The Petya ransomware family is one such particular group, that not only encrypts the victims' files using one of the most advanced cryptographic algorithms, but also encrypts the entire hard drive by overwriting its master reboot record, which prevents the computer from loading the operating system at any point of time.
Currently, it's unknown of who the group is distributing the encryption code called PetrWrap or how it's being distributed. However, the very fact that it exists appears to disturb competition, with the potential that gangs will now get distracted by fighting for dominance in the underworld.
"We are now seeing that threat actors are starting to devour each other. From our perspective, this is a sign of growing competition between ransomware gangs," claims Anton Ivanov, senior security researcher for Kaspersky Lab.
However, that doesn't mean that you should take their eye of the ball when it comes to protecting against ransomware.
"Theoretically, this is good, because the more time criminal actors spend on fighting and fooling each other, the less organised they will be, and the less effective their malicious campaigns will be."
"We urge organisations to pay as much attention as possible to the protection of their networks from this kind of threat, because the consequences can be really disastrous," Ivanov added.

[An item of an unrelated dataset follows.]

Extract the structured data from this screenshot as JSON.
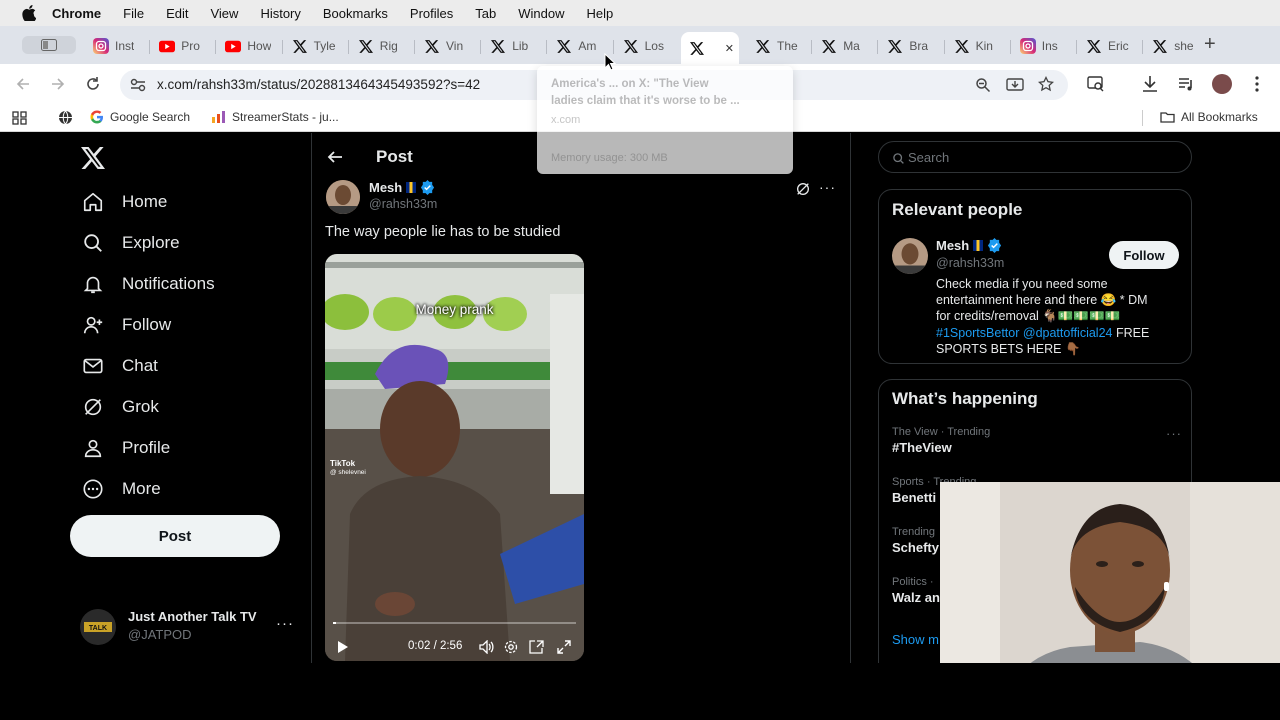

Indeed, getting infected with PetrWrap could be a negative point for a company because the cryptography of this ransomware is so strong that there currently are no decryption tools available.